Expatriation

If you no longer live in the United States, then you’ve probably wondered why you are continuing to file US tax returns every year. US citizens or Green Card Holders are taxed annually on their worldwide income and gains and have an ongoing obligation to file US federal tax returns, even if they earn less than the relevant exclusions and there is no tax due. With the ever-increasing list of confusing and complex IRS regulations, more and more citizens are being stung with unexpected tax bills and surcharges. If you’re one of those individuals, then you’ve probably thought about throwing in the towel, renouncing your US citizenship or giving up your Green Card and emancipating yourself. I am sorry to say, as with everything to do with US tax, its not that simple.

Expatriation Tax

The IRS don’t like to lose taxpayers so, as a parting gift, certain individuals are required to pay an exit tax when they renounce their citizenship or give up their Green Card. This tax only applies to US citizens and Long-Term Residents who are considered as Covered Expatriates.

Long Term Residents are individuals who have held a Green Card (lawful permanent residency) for 8 of the previous 15 years (ending on the date of expatriation). If you have been a Green Card Holder for less than 8 years, then you are able to expatriate with little or no fuss (as long as you are up to date with your filing obligations).

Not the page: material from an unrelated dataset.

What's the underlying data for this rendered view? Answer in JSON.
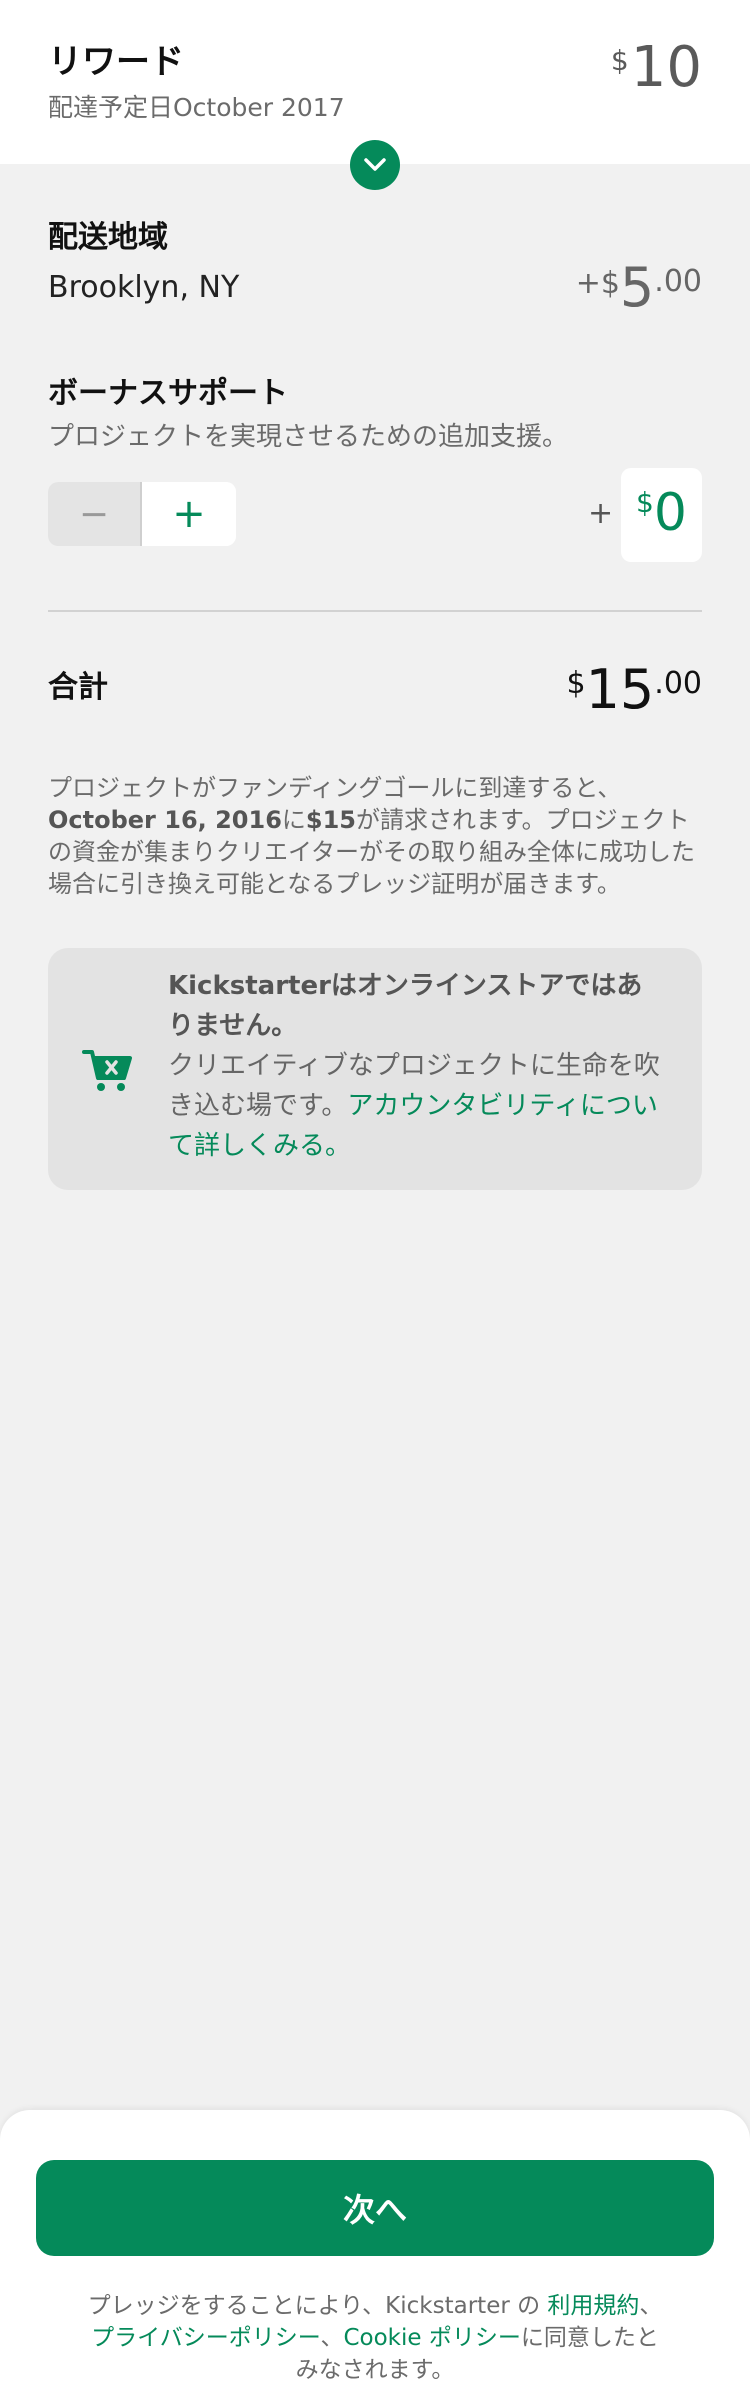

You are considered as a Covered Expatriate if:

  • Your average net tax liability over the previous 5 tax years is above certain thresholds – the threshold for 2018 is $165,000. The majority of US taxpayers living outside of the US are unlikely to be caught by this due to exclusions and credits available to residents of foreign countries.
  • Your net worth is greater than $2 million on the date of expatriation – this is your worldwide assets and includes any cash and the fair market value of all securities, property, pensions, trusts, i.e. anything with value, and converted to US Dollars. This is reduced by any liabilities, for example mortgages and other debts.
  • You have failed to comply with all your filing obligations for the previous 5 tax years.

The Exit Tax is income tax calculated on the net gain from the deemed sale (or distribution) of your worldwide assets on the day before the date of expatriation. But it’s not all doom and gloom, there is a $711,000 exemption (for 2018) available to reduce your taxable gain. For most covered expatriates this is probably enough to reduce your taxable gain to zero, but for the lucky (or unlucky) few with multiple properties and a high net worth, there will probably be some tax to pay.

This all sounds fairly straightforward but be warned, there are further complications with the involvement of foreign and domestic deferred compensation schemes, pensions and trusts.

The Exceptions

If you were a dual citizen at birth where one country is the United States – for example, you were born in the UK to US parents – and you are a resident of the other foreign country on the date of expatriation then you will be exempt from being a covered expatriate, subject to a few residency requirements.

Also, certain minors (under the age of 18.5 on the date of expatriation) are exempt from expatriation tax, again subject to a few residency requirements.

For these exceptions to apply, you must be up to date with your US tax return filing obligations.

The Process

So, you’ve thought about it long and hard, you’ve done the maths. You’ve worked out that you’re not a covered expatriate or you’re happy to pay the tax bill. You’ve spoken to a lawyer about any possible repercussion and you’ve made your mind up. You’re going to expatriate! You should be aware that the process is slightly different for Citizens and Green Card Holders.

  • As a Citizen you will need to book an appointment at the US Embassy and make a formal renunciation of your citizenship in front of the US flag. The day you do this is usually considered as your date of expatriation. You should make sure you have a passport with another country before doing this.
  • It’s a little simpler for Green Card holders, they just need to complete Form I-407 and submit this to the IRS. This is usually their date of expatriation unless they have claimed to be a resident of a foreign country under a tax treaty on Form 8833 submitted with their tax return.

It is important to note that an expired Green Card does not stop your tax return filing obligations. You will need to continue filing until you formally terminate your long-term residency on Form I-407.

Why retain your citizenship or Green Card?

This question is better aimed at an immigration lawyer. From a tax perspective, if you can avoid the exit tax, then there aren’t many positives to maintaining your US taxpayer status. But tax isn’t the answer to everything, for example the US has a lot of VISA-free travel with other countries that may be useful for an internationally mobile employee. Another reason may be that you want to return to live or work in the US at a later date. Regaining a Green Card can be problematic if you have renounced it previously.

This is a complex area and we will always recommend speaking with us directly or to an immigration lawyer for specific advice on your situation. With planning you can mitigate the tax issues with elections, structured gifts and timely filed returns.

The above article should not be taken as tax advice.